© Copyright Policy
Related In: Results  -  Collection

Show All Figures
getmorefigures.php?uid=PMC2864734&req=5

pone-0010403-g001: Participation over time.Participation by Western grey kangaroos (Macropus fuliginosus) Red kangaroos, (Macropus rufous) and Agile wallabies (Macropus agilis) attracted to trial area over a period of 11 days.
Mentions: Kangaroo participation dropped steadily throughout the trial period (R2 = 83.8; F1,9 = 46.46; P<0.001; Figure 1). A maximum of 45 individuals participated during the first day, and by day 11, no kangaroos elected to participate in the experiment (X = 27.36±4.27 individuals). There were significant increases in all between – subject effects following treatments (Table 1); MANOVA(flight): F2,3 = 483.55, P<0.001; MANOVA(alarm): F2,3 = 146.98, P<0.001; MANOVA(encroach): F2,3 = 13.966, P = 0.006; and in the level of food remaining MANOVA(GUD): F2,3 = 55.25, P<0.001. Participation did not vary by specific treatment: F2,3 = 6.41, P>0.5, but rather, macropodids reduced their overall participation over time.

Bottom Line: Understanding the contexts of habituation is theoretically important and has profound implication for the application of predator-based herbivore deterrents.There was no difference in effect between urine or feces treatments (P>0.5).Area avoidance is consistent with that observed from other species following repeated anti-predator conditioning, However, this is the first time this response has been experimentally observed among medium or large vertebrates - where a local response is observed spatially and an area effect is revealed over time.

View Article: PubMed Central - PubMed

Affiliation: Centre for Ecosystem Diversity and Dynamics (CEDD), Department of Environmental Biology, Curtin University, Perth, Western Australia, Australia. M.Parsons@Murdoch.edu.au

ABSTRACT

Background: Whether or not animals habituate to repeated exposure to predator scents may depend upon whether there are predators associated with the cues. Understanding the contexts of habituation is theoretically important and has profound implication for the application of predator-based herbivore deterrents. We repeatedly exposed a mixed mob of macropod marsupials to olfactory scents (urine, feces) from a sympatric predator (Canis lupus dingo), along with a control (water). If these predator cues were alarming, we expected that over time, some red kangaroos (Macropus rufous), western grey kangaroos (Macropus fuliginosus) and agile wallabies (Macropus agilis) would elect to not participate in cafeteria trials because the scents provided information about the riskiness of the area.
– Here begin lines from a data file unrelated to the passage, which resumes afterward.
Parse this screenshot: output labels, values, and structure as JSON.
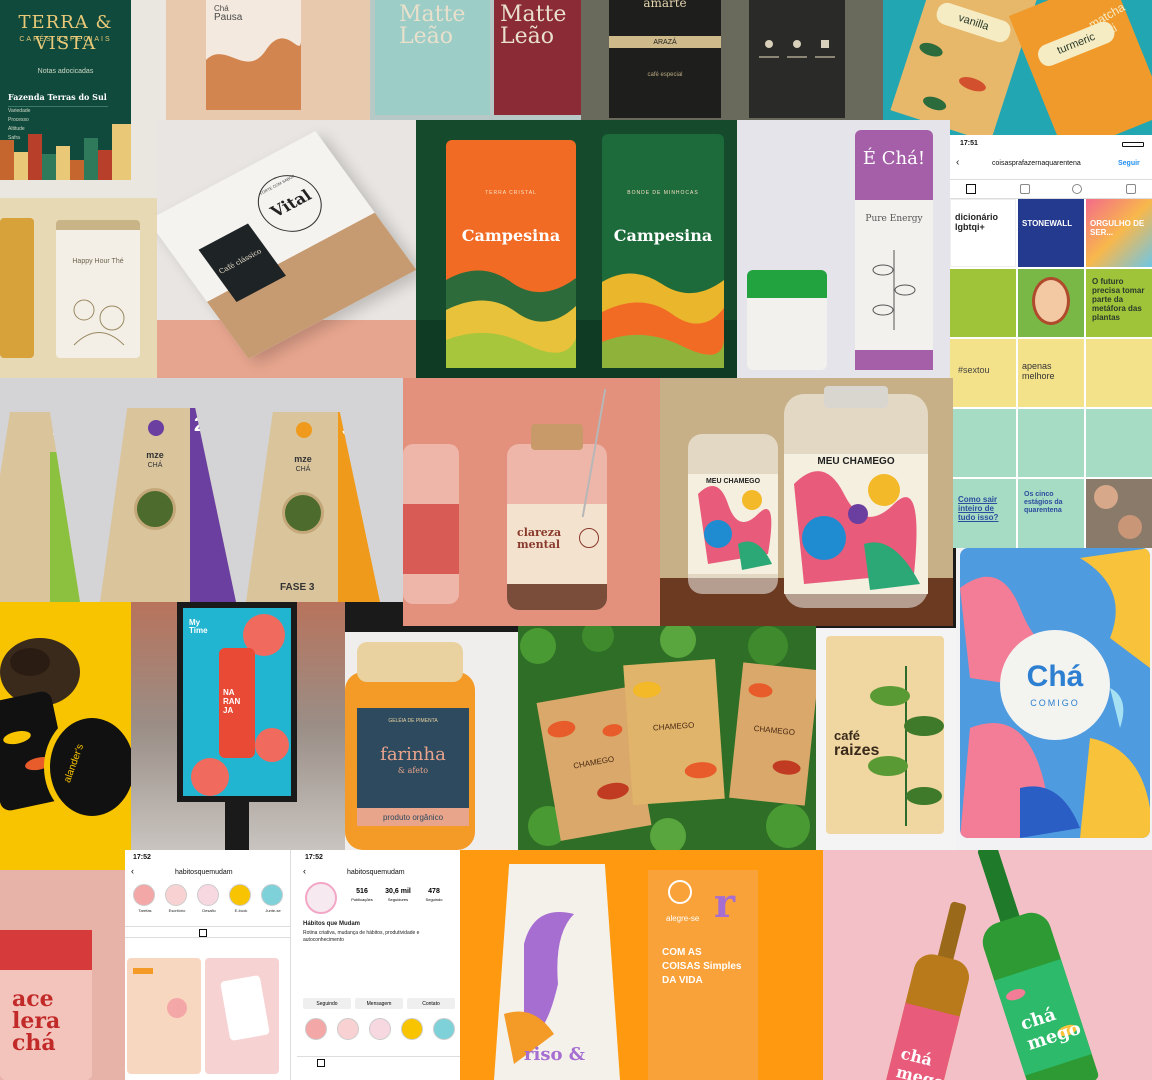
{
  "tiles": {
    "t1": {
      "brand": "TERRA & VISTA",
      "sub": "CAFÉS ESPECIAIS",
      "notes": "Notas adocicadas",
      "origin": "Fazenda Terras do Sul",
      "lines": [
        "Variedade",
        "Processo",
        "Altitude",
        "Safra"
      ]
    },
    "t2": {
      "line1": "Chá",
      "line2": "Pausa"
    },
    "t3": {
      "brand1": "Matte",
      "brand2": "Leão"
    },
    "t4": {
      "left_brand": "amarte",
      "left_flavor": "ARAZÁ",
      "left_sub": "café especial"
    },
    "t5": {
      "left": "vanilla",
      "right": "turmeric",
      "corner": "matcha chai"
    },
    "t6": {
      "label": "Happy Hour Thé"
    },
    "t7": {
      "brand": "Vital",
      "flavor": "Café clássico",
      "ring": "FORTE COM SABOR"
    },
    "t8": {
      "left_brand": "Campesina",
      "left_top": "TERRA CRISTAL",
      "right_brand": "Campesina",
      "right_top": "BONDE DE MINHOCAS"
    },
    "t9": {
      "brand": "É Chá!",
      "flavor": "Pure Energy"
    },
    "t10": {
      "time": "17:51",
      "title": "coisasprafazernaquarentena",
      "follow": "Seguir",
      "grid": [
        "dicionário lgbtqi+",
        "STONEWALL",
        "ORGULHO DE SER...",
        "",
        "",
        "O futuro precisa tomar parte da metáfora das plantas",
        "#sextou",
        "apenas melhore",
        "",
        "",
        "",
        "",
        "Como sair inteiro de tudo isso?",
        "Os cinco estágios da quarentena",
        ""
      ]
    },
    "t11": {
      "brand": "mze",
      "flavor": "CHÁ",
      "step": "FASE 3",
      "num_left": "1",
      "num_mid": "2",
      "num_right": "3"
    },
    "t12": {
      "label1": "clareza",
      "label2": "mental"
    },
    "t13": {
      "brand": "MEU CHAMEGO",
      "small": "MEU CHAMEGO"
    },
    "t14": {
      "brand": "alander's"
    },
    "t15": {
      "brand1": "My",
      "brand2": "Time",
      "product": "NA RAN JA"
    },
    "t16": {
      "top": "GELÉIA DE PIMENTA",
      "brand": "farinha",
      "sub": "& afeto",
      "bottom": "produto orgânico"
    },
    "t17": {
      "pack": "CHAMEGO"
    },
    "t18": {
      "brand1": "café",
      "brand2": "raizes"
    },
    "t19": {
      "brand": "Chá",
      "sub": "COMIGO"
    },
    "t20": {
      "brand1": "ace",
      "brand2": "lera",
      "brand3": "chá"
    },
    "t21": {
      "left_time": "17:52",
      "left_title": "habitosquemudam",
      "right_time": "17:52",
      "right_title": "habitosquemudam",
      "stats": [
        {
          "n": "516",
          "l": "Publicações"
        },
        {
          "n": "30,6 mil",
          "l": "Seguidores"
        },
        {
          "n": "478",
          "l": "Seguindo"
        }
      ],
      "name": "Hábitos que Mudam",
      "bio": "Rotina criativa, mudança de hábitos, produtividade e autoconhecimento",
      "buttons": [
        "Seguindo",
        "Mensagem",
        "Contato"
      ],
      "highlights": [
        "Tarefas",
        "Escritório",
        "Desafio",
        "E-book",
        "Junte-se"
      ]
    },
    "t22": {
      "left_brand": "riso &",
      "right_brand": "alegre-se",
      "right_sub": "COM AS COISAS Simples DA VIDA"
    },
    "t23": {
      "label": "chá mego"
    }
  },
  "colors": {
    "green": "#104a3d",
    "orange": "#ff9a10",
    "teal": "#22a6b2",
    "pink": "#f4c0c8"
  }
}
Methodology/principal findings: We evaluated the effects of urine and feces independently and expected that urine would elicit a stronger reaction because it contains a broader class of infochemicals (pheromones, kairomones). Finally, we scored non-invasive indicators (flight and alarm stomps) to determine whether fear or altered palatability was responsible for the response. Repeated exposure reduced macropodid foraging on food associated with 40 ml of dingo urine, X = 986.75+/-3.97 g food remained as compared to the tap water control, X = 209.0+/-107.0 g (P<0.001). Macropodids fled more when encountering a urine treatment, X = 4.50+/-2.08 flights, as compared to the control, X = 0 flights (P<0.001). There was no difference in effect between urine or feces treatments (P>0.5). Macropodids did not habituate to repeated exposure to predator scents, rather they avoided the entire experimental area after 10 days of trials (R(2) = 83.8; P<0.001).
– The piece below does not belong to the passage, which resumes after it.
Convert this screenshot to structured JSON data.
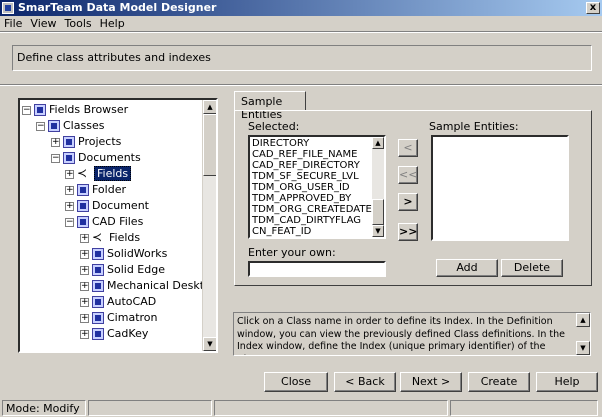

Conclusions/significance: Responses to urine and feces were indistinguishable; both elicited fear-based responses and deterred foraging. Despite repeated exposure to predator-related cues in the absence of a predator, macropodids persistently avoided an area of highly palatable food. Area avoidance is consistent with that observed from other species following repeated anti-predator conditioning, However, this is the first time this response has been experimentally observed among medium or large vertebrates - where a local response is observed spatially and an area effect is revealed over time.

Show MeSH
Related in: MedlinePlus